The partition dividing the old auditorium featured decorations matching those on the original side walls so that the theater’s Spanish atmospheric style could be retained. Unlike many twinnings, the Plaza’s also included reconfigured seating to maintain good sight lines. The Plaza and Village Theatres both reopened shortly before Christmas, 1977.
Going to see the Follies Show tonight! The show is closing in May. I will try to find out what is in store for this landmark theatre and report back.
The status of this theater should be changed to CLOSED. The Palm Springs Follies, its longtime tenant, ended its run in May. As I understand it the theater is owned by the city and they plan to renovate it. Palm Springs is undergoing a renaissance and this theater could play a prominent role. I’ll report back as soon as I hear anything new. p.s. The theater is lovely! I enjoyed it very much.
It’s been 15 months since my last post and alas this theater is still CLOSED (though it shows as open on CT as of 12/23). The good thing is that the city owns the theater and it recognizes that this theater is a historic treasure. The bad thing is that it needs money for upgrades and the city doesn’t have it or won’t spend it. So far as I know it is not in danger of demolition.
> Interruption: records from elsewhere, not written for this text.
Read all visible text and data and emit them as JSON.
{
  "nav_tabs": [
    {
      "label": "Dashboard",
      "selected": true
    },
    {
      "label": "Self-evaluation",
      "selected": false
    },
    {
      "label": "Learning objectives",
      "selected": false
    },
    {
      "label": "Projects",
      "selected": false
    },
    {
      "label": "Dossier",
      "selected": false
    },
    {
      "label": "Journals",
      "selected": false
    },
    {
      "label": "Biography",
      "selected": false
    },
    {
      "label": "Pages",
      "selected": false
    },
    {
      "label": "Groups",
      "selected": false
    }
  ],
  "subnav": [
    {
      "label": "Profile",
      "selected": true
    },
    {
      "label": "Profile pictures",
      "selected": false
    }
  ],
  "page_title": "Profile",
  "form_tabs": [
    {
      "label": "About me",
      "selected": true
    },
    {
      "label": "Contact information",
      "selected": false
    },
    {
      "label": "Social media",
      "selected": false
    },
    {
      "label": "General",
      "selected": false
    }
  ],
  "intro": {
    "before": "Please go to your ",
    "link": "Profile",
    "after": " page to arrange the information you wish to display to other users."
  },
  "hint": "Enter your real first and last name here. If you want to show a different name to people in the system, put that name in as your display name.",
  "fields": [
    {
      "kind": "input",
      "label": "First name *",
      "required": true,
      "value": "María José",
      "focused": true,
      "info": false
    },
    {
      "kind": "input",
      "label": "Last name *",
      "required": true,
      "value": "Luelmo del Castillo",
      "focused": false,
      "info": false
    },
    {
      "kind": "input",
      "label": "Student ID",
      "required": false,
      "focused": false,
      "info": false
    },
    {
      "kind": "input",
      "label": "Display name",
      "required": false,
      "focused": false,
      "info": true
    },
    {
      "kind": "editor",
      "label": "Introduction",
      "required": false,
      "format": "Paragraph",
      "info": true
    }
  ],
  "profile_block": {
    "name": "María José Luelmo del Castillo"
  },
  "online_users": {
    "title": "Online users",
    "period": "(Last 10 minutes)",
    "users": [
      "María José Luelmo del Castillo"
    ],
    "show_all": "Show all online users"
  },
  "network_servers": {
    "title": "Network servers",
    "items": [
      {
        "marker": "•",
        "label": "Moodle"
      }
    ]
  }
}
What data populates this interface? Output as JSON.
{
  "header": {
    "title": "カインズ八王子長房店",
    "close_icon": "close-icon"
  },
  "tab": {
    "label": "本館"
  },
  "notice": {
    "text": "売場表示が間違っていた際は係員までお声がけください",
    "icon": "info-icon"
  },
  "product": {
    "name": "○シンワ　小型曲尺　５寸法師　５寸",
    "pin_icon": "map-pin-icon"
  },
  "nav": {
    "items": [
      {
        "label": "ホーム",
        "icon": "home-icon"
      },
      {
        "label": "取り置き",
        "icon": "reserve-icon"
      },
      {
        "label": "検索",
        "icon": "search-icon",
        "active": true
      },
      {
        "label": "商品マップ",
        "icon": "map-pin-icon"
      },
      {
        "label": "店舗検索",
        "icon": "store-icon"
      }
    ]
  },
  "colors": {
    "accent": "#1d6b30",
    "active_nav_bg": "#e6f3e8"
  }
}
Why, oh Why, can’t Palm Springs do anything but pander to tourists, casinos and unneeded hotels and stores? Come on – what has happened to all of you older residents and movie fans who can realize the need for preservation of film history? Yes, it will take some money to refurbish this beautiful old landmark theater (1936), but what better cause than to remember our beloved movie community who lived and played in Palm Springs? Bob Hope, Lucille Ball, Frank Sinatra and so many more who made those great old classics and were known to frequent this theater in it’s heyday? Please take a moment – send Mr. Robert Moon – our new Mayor – a quick note asking to PLEASE preserve this beautiful old landmark before someone decides to tear it down to put in another tee shirt shop, hotel or god knows what in it’s place. I do love the Camelot Theater, but nothing is classier than having a restored theater right downtown – not only for the 2 week film festival every year, but for those of us paying HIGH TAXES to live in Palm Springs? I wish some of our current stars (Lily Tomlin, Suzanne Sommers, Barry Manilow, etc.) could lead the fight for film preservation for the next generation. Look to the old Stanford Theater in Palo Alto for direction and class. What an amazing place! Why can’t we have a landmark? We have lots of modernism, but we really need some piece of history to endure in Palm Springs! Please forward this on to your friends and let’s make this happen before it’s too late!
First telemeter pay-tv broadcast:
Found on Newspapers.com
The 12th November 1949 edition of Boxoffice has an update on the theatre’s reopening at the time: “The Plaza Theatre has been reopened after major alterations. Included in the redecoration was the installation of a Cycloramic screen and new Voice of the Theatre speaker. The Village Theatre has been closed for similar remodeling”. Link here.
This reopened as a twin cinema on December 21st, 1977. Grand opening ads posted.